PT01A WingXine which can convert PPM to Analog AND vice verse
According the manual it can, but their usage of the PPM acronym is unclear.
Pulse Position Modulation encodes an analog value in the time between the rising or falling edge of two pulses. This is typically used in hobby radio control systems to send multiple servo signals over a single wire or rf link.
The servos themselves accept a form of Pulse Width Modulation which has a nominal duration of 1~2ms with a cycle time of approximately 16~22ms (60~45Hz). Analog position is encoded in the 1~2ms pulse width only, so the time between pulses (cycle time) is not important as long as the servo can handle the repetition rate (warning:- 'analog' servos may become unstable or even burn out at rates above 60Hz!).
When the PT01A is set to "Analog Voltage to PPM signal" mode it accepts two analog voltages ranging from 0~5V on input channels 2 and 3, and converts them to 1~2ms servo pulses on output channels 2 and 3. So this is a conversion from analog voltage to PWM, not PPM.
In "PPM Signal to Analog Voltage" mode, a PPM input is shown being applied to channel 1 only.

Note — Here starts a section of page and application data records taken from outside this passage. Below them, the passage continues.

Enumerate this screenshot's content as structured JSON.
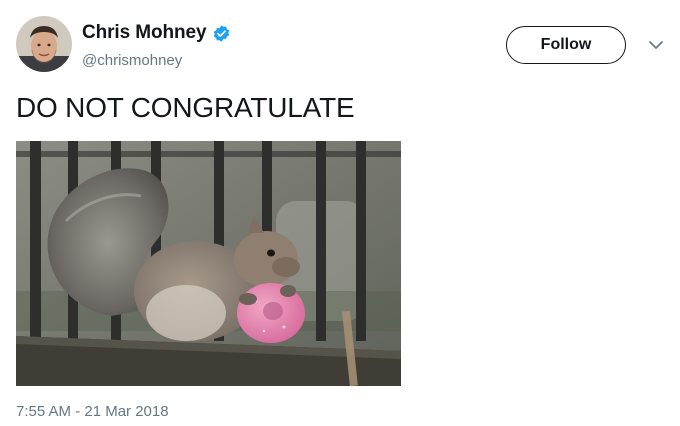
{
  "tweet": {
    "author": {
      "display_name": "Chris Mohney",
      "handle": "@chrismohney",
      "verified_icon": "verified-badge-icon"
    },
    "follow_label": "Follow",
    "menu_icon": "chevron-down-icon",
    "text": "DO NOT CONGRATULATE",
    "media_subject": "squirrel-eating-pink-donut-image",
    "timestamp": "7:55 AM - 21 Mar 2018"
  },
  "colors": {
    "text_primary": "#14171a",
    "text_secondary": "#657786",
    "verified_blue": "#1da1f2"
  }
}
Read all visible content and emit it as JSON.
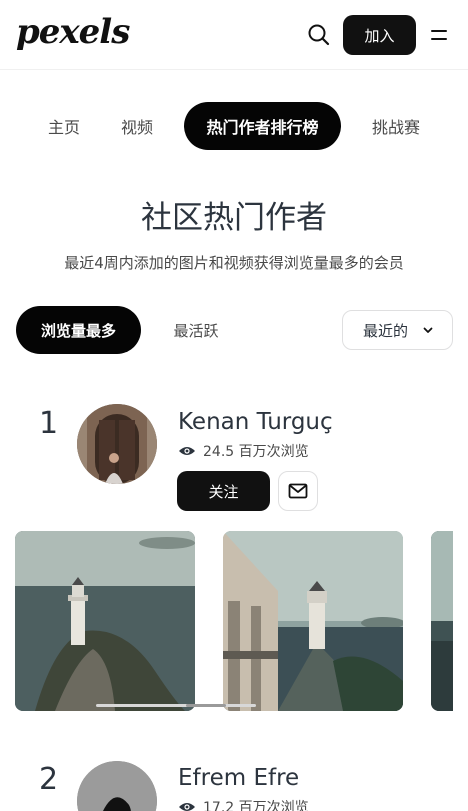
{
  "header": {
    "logo": "pexels",
    "join_label": "加入"
  },
  "nav": {
    "tabs": [
      {
        "label": "主页"
      },
      {
        "label": "视频"
      },
      {
        "label": "热门作者排行榜"
      },
      {
        "label": "挑战赛"
      }
    ],
    "active_index": 2
  },
  "page": {
    "title": "社区热门作者",
    "subtitle": "最近4周内添加的图片和视频获得浏览量最多的会员"
  },
  "filters": {
    "most_views": "浏览量最多",
    "most_active": "最活跃",
    "sort_selected": "最近的"
  },
  "authors": [
    {
      "rank": "1",
      "name": "Kenan Turguç",
      "views": "24.5 百万次浏览",
      "follow_label": "关注"
    },
    {
      "rank": "2",
      "name": "Efrem Efre",
      "views": "17.2 百万次浏览"
    }
  ],
  "colors": {
    "primary": "#050505",
    "text": "#2c343e",
    "muted": "#4a4a4a",
    "border": "#dfdfe0"
  },
  "icons": [
    "search-icon",
    "menu-icon",
    "chevron-down-icon",
    "eye-icon",
    "mail-icon"
  ]
}
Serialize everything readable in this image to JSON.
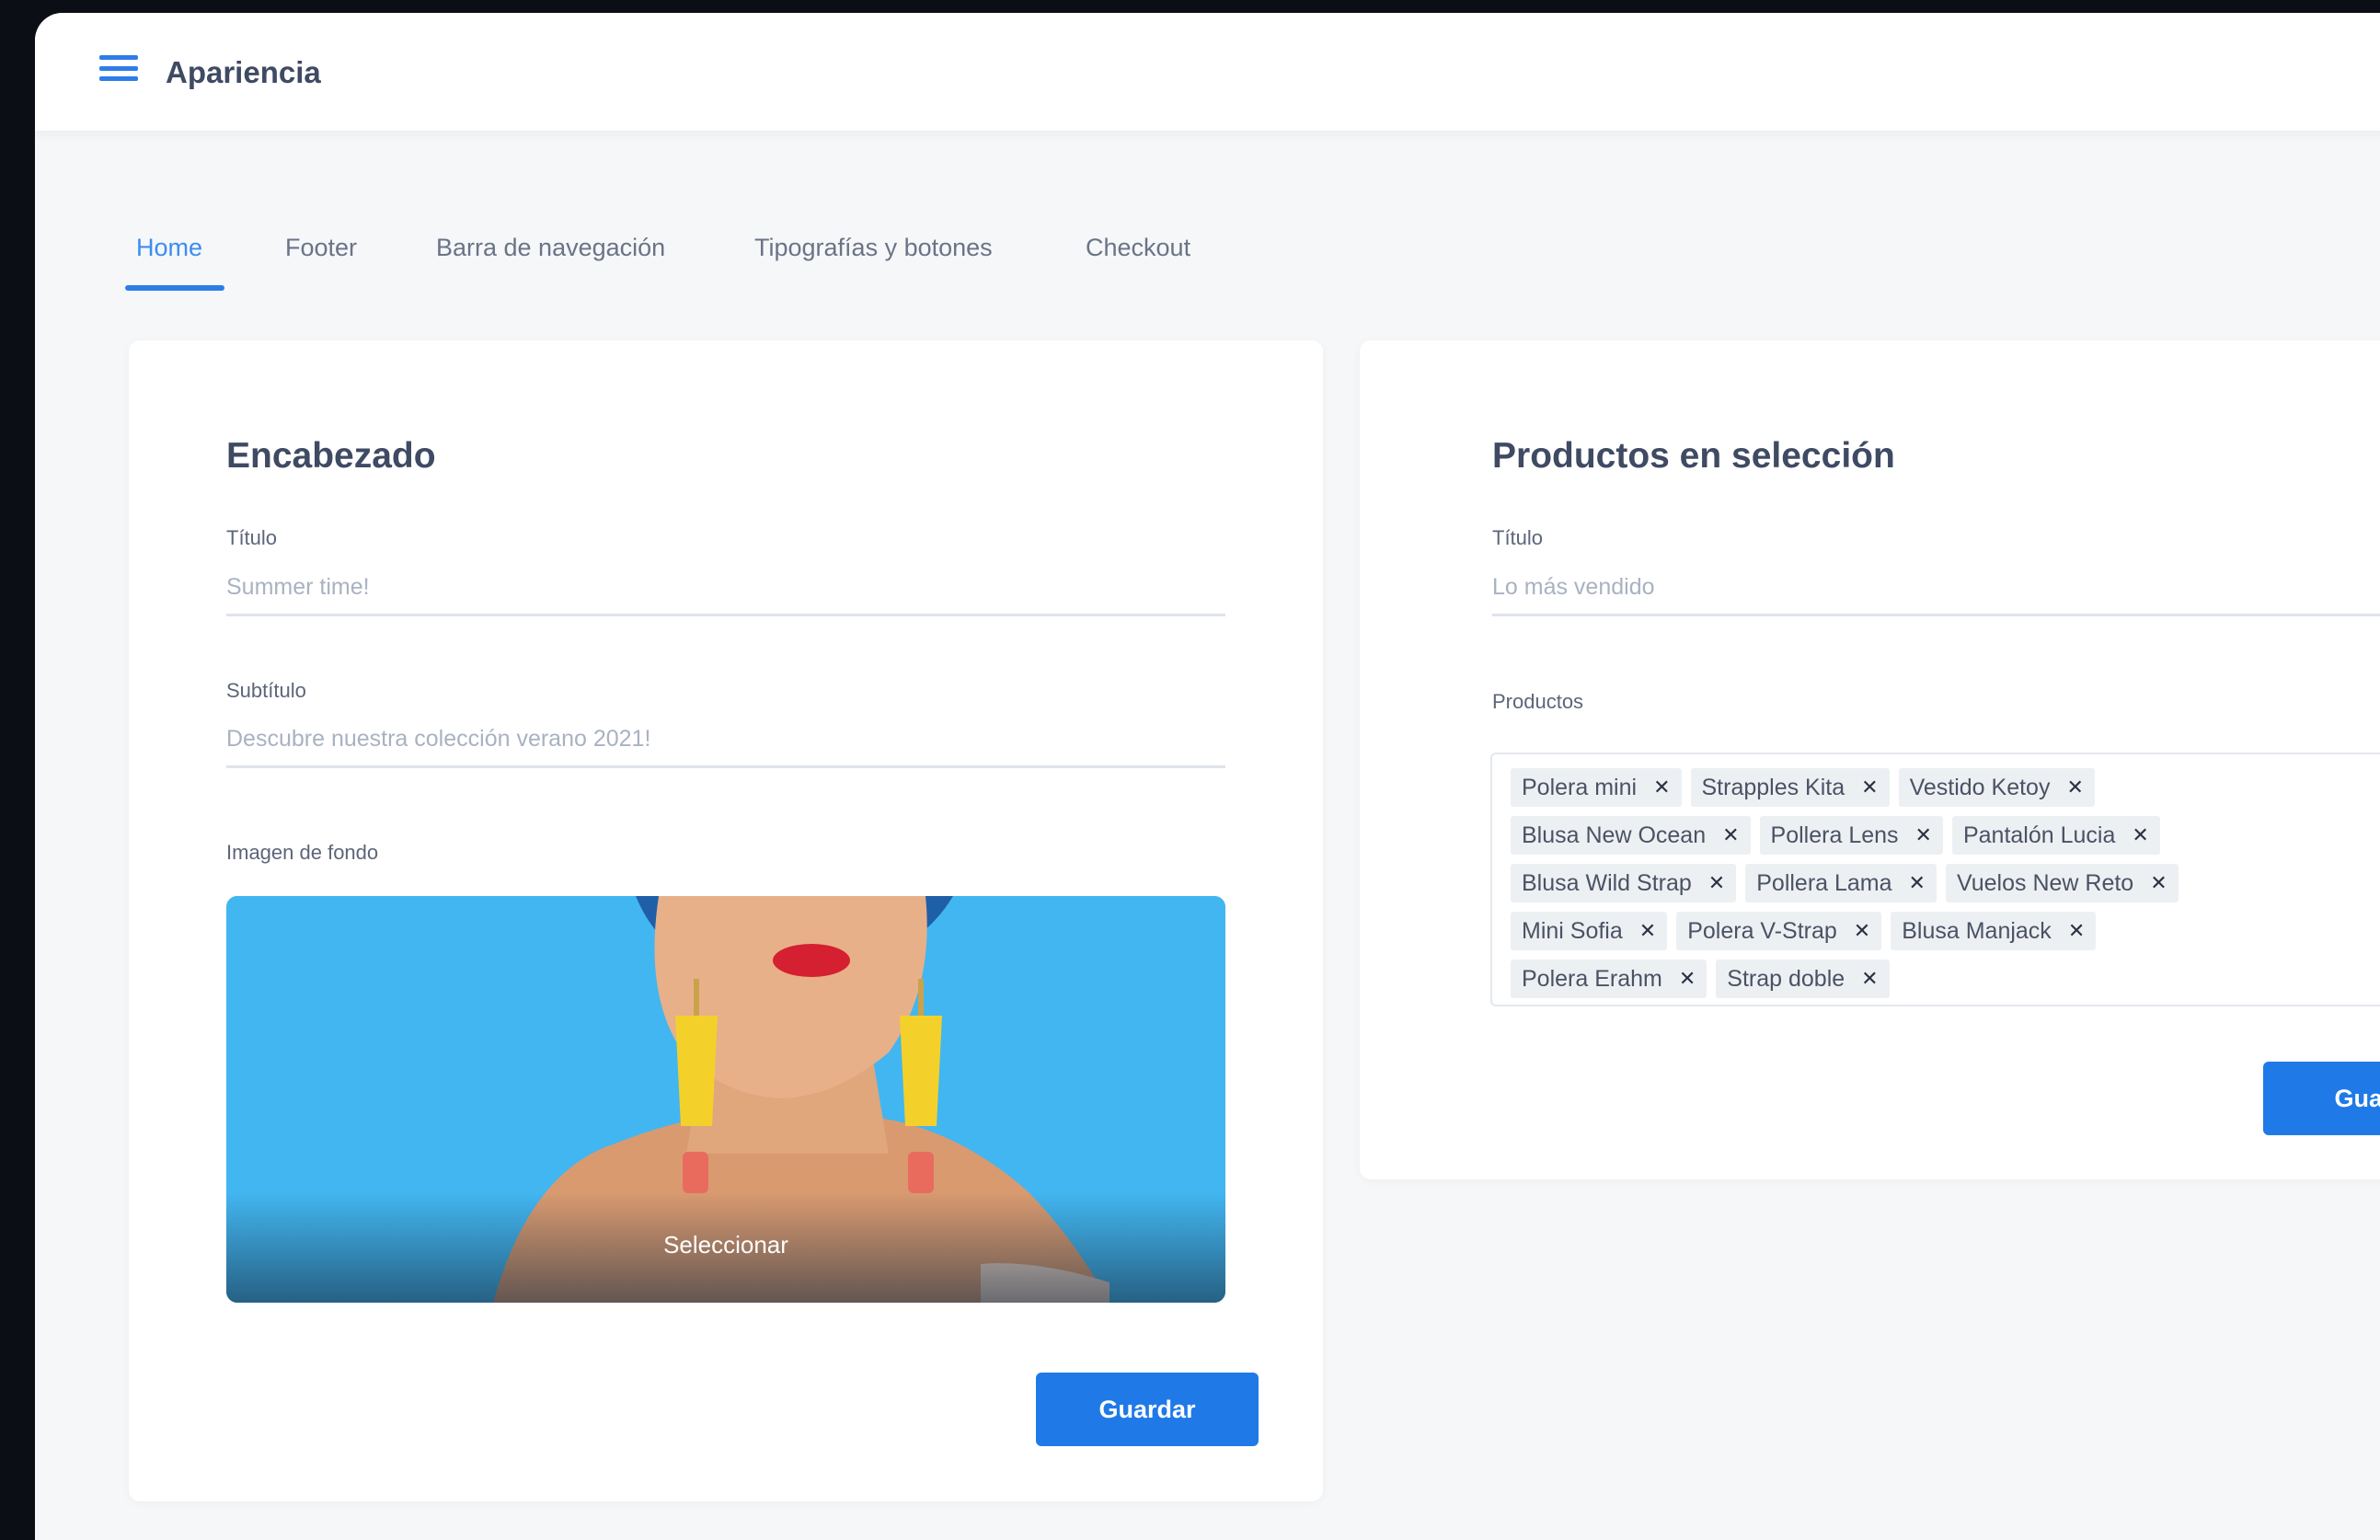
{
  "header": {
    "menu_icon": "hamburger-menu-icon",
    "title": "Apariencia"
  },
  "tabs": [
    {
      "label": "Home",
      "active": true
    },
    {
      "label": "Footer",
      "active": false
    },
    {
      "label": "Barra de navegación",
      "active": false
    },
    {
      "label": "Tipografías y botones",
      "active": false
    },
    {
      "label": "Checkout",
      "active": false
    }
  ],
  "encabezado": {
    "title": "Encabezado",
    "titulo_label": "Título",
    "titulo_placeholder": "Summer time!",
    "subtitulo_label": "Subtítulo",
    "subtitulo_placeholder": "Descubre nuestra colección verano 2021!",
    "imagen_label": "Imagen de fondo",
    "select_label": "Seleccionar",
    "save_label": "Guardar"
  },
  "productos": {
    "title": "Productos en selección",
    "titulo_label": "Título",
    "titulo_placeholder": "Lo más vendido",
    "productos_label": "Productos",
    "chip_rows": [
      [
        "Polera mini",
        "Strapples Kita",
        "Vestido Ketoy"
      ],
      [
        "Blusa New Ocean",
        "Pollera Lens",
        "Pantalón Lucia"
      ],
      [
        "Blusa Wild Strap",
        "Pollera Lama",
        "Vuelos New Reto"
      ],
      [
        "Mini Sofia",
        "Polera V-Strap",
        "Blusa Manjack"
      ],
      [
        "Polera Erahm",
        "Strap doble"
      ]
    ],
    "save_label": "Guardar"
  },
  "colors": {
    "accent": "#1f7ae8",
    "background": "#f5f7f9",
    "card": "#ffffff",
    "chip": "#edf0f3",
    "title_text": "#3f4a63"
  }
}
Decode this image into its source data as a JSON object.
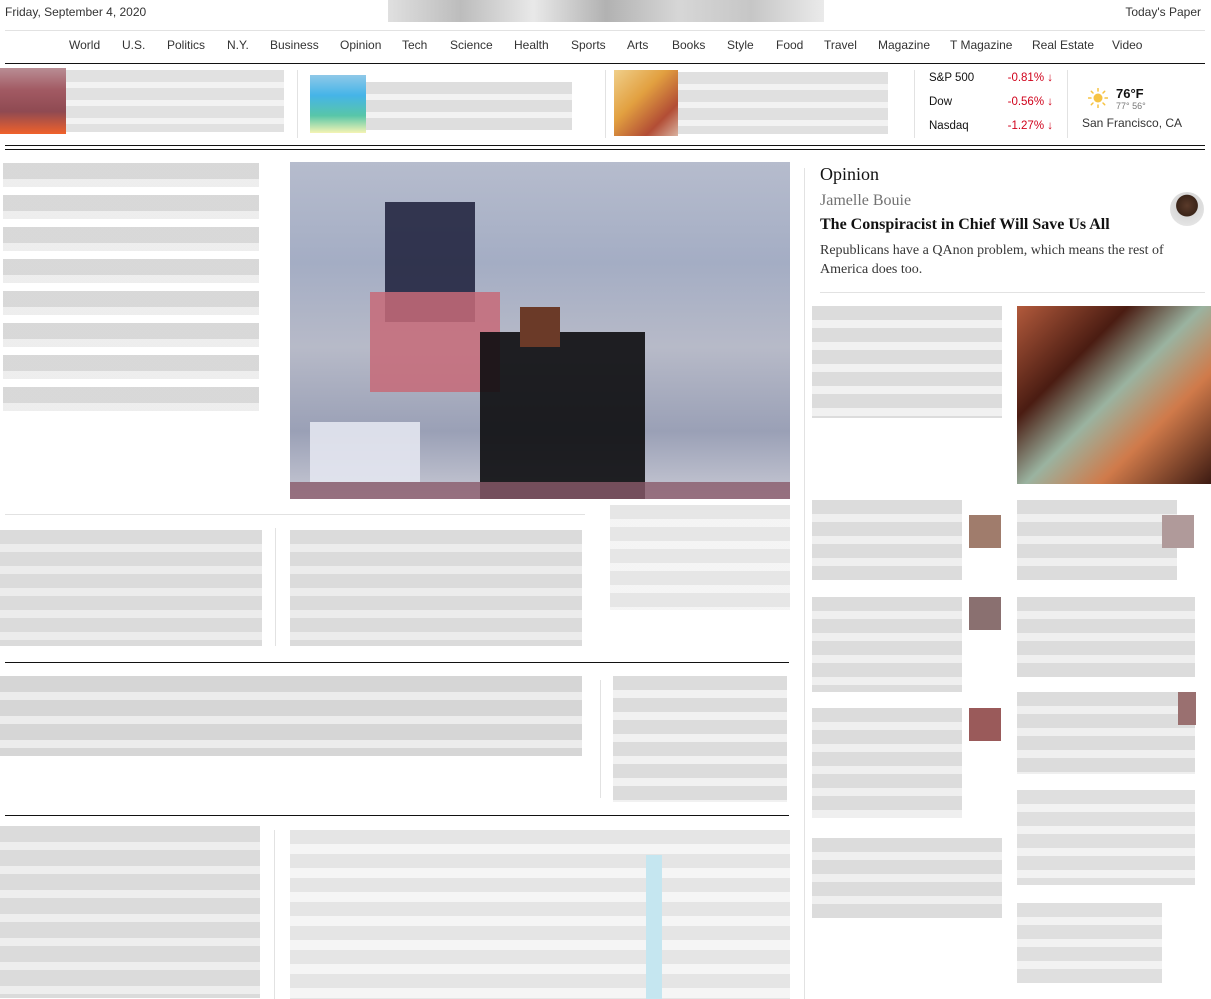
{
  "header": {
    "date": "Friday, September 4, 2020",
    "todays_paper": "Today's Paper"
  },
  "nav": {
    "items": [
      "World",
      "U.S.",
      "Politics",
      "N.Y.",
      "Business",
      "Opinion",
      "Tech",
      "Science",
      "Health",
      "Sports",
      "Arts",
      "Books",
      "Style",
      "Food",
      "Travel",
      "Magazine",
      "T Magazine",
      "Real Estate",
      "Video"
    ]
  },
  "markets": [
    {
      "name": "S&P 500",
      "change": "-0.81%"
    },
    {
      "name": "Dow",
      "change": "-0.56%"
    },
    {
      "name": "Nasdaq",
      "change": "-1.27%"
    }
  ],
  "weather": {
    "temp": "76°F",
    "high": "77°",
    "low": "56°",
    "city": "San Francisco, CA",
    "icon": "sun-icon"
  },
  "opinion": {
    "label": "Opinion",
    "author": "Jamelle Bouie",
    "headline": "The Conspiracist in Chief Will Save Us All",
    "summary": "Republicans have a QAnon problem, which means the rest of America does too."
  },
  "colors": {
    "negative": "#d0021b",
    "rule_dark": "#121212",
    "rule_light": "#e2e2e2"
  }
}
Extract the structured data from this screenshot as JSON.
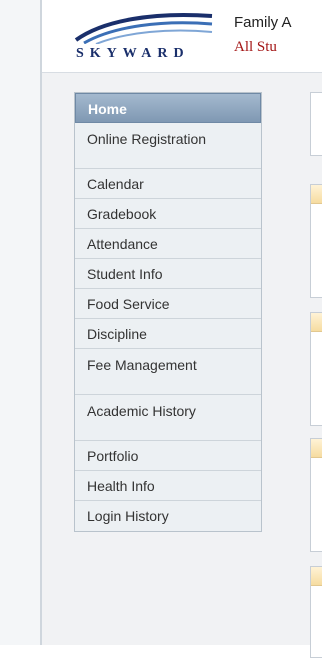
{
  "header": {
    "logo_text": "SKYWARD",
    "title": "Family A",
    "subtitle": "All Stu"
  },
  "sidebar": {
    "items": [
      {
        "label": "Home",
        "active": true
      },
      {
        "label": "Online Registration"
      },
      {
        "label": "Calendar"
      },
      {
        "label": "Gradebook"
      },
      {
        "label": "Attendance"
      },
      {
        "label": "Student Info"
      },
      {
        "label": "Food Service"
      },
      {
        "label": "Discipline"
      },
      {
        "label": "Fee Management"
      },
      {
        "label": "Academic History"
      },
      {
        "label": "Portfolio"
      },
      {
        "label": "Health Info"
      },
      {
        "label": "Login History"
      }
    ]
  },
  "colors": {
    "brand_navy": "#1a2f6b",
    "subtitle_red": "#a31515",
    "active_tab": "#8aa1bb"
  }
}
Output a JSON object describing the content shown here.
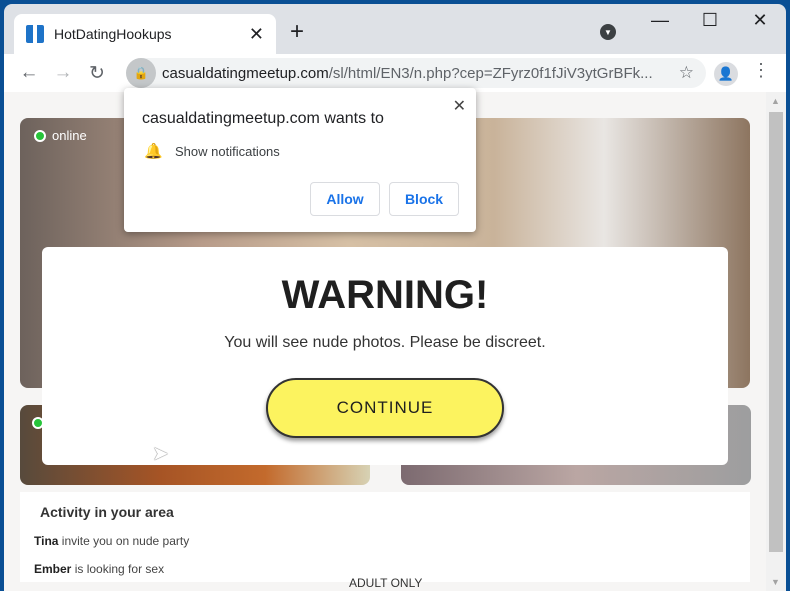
{
  "browser": {
    "tab_title": "HotDatingHookups",
    "tab_close": "✕",
    "new_tab": "+",
    "controls": {
      "minimize": "—",
      "maximize": "☐",
      "close": "✕"
    },
    "nav": {
      "back": "←",
      "forward": "→",
      "reload": "↻"
    },
    "url_domain": "casualdatingmeetup.com",
    "url_path": "/sl/html/EN3/n.php?cep=ZFyrz0f1fJiV3ytGrBFk...",
    "star": "☆",
    "menu": "⋮"
  },
  "notification_popup": {
    "title": "casualdatingmeetup.com wants to",
    "permission": "Show notifications",
    "allow_label": "Allow",
    "block_label": "Block",
    "close": "✕"
  },
  "page": {
    "online_label": "online",
    "warning": {
      "title": "WARNING!",
      "message": "You will see nude photos. Please be discreet.",
      "button_label": "CONTINUE"
    },
    "activity": {
      "heading": "Activity in your area",
      "items": [
        {
          "name": "Tina",
          "text": " invite you on nude party"
        },
        {
          "name": "Ember",
          "text": " is looking for sex"
        }
      ]
    },
    "footer": "ADULT ONLY"
  },
  "colors": {
    "continue_button": "#fcf35f",
    "online_dot": "#27c43a",
    "link_blue": "#1a73e8"
  }
}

The input signal is described as '1ms to 2ms positive pulse width' which is PWM not PPM, however this may refer to the PWM pulses encoded in the PPM stream.
In this mode the outputs are described as being a 0~5V analog voltage on channel 1, and 0~100% PWM on channels 2 and 3. This implies that the input is a 3 channel PPM pulse stream (consisting of a start pulse followed by 3 channel duration pulses, then a synchronizing gap before the next start pulse). So in this case it appears they are using the PPM acronym correctly.
there is only 1 single IC on there so I was wondering how it
It is probably a microcontroller (MCU) with an internal ADC and timer (and perhaps a DAC and/or PWM peripherals) running firmware that performs the various conversion functions.
With suitable code an Arduino could do the same job, though since it doesn't have a DAC the 0-5V analog output would have to be produced using PWM (which is what the Arduino's 'analog' output function actually does) passed through an RC filter to produce a (relatively) smooth DC voltage.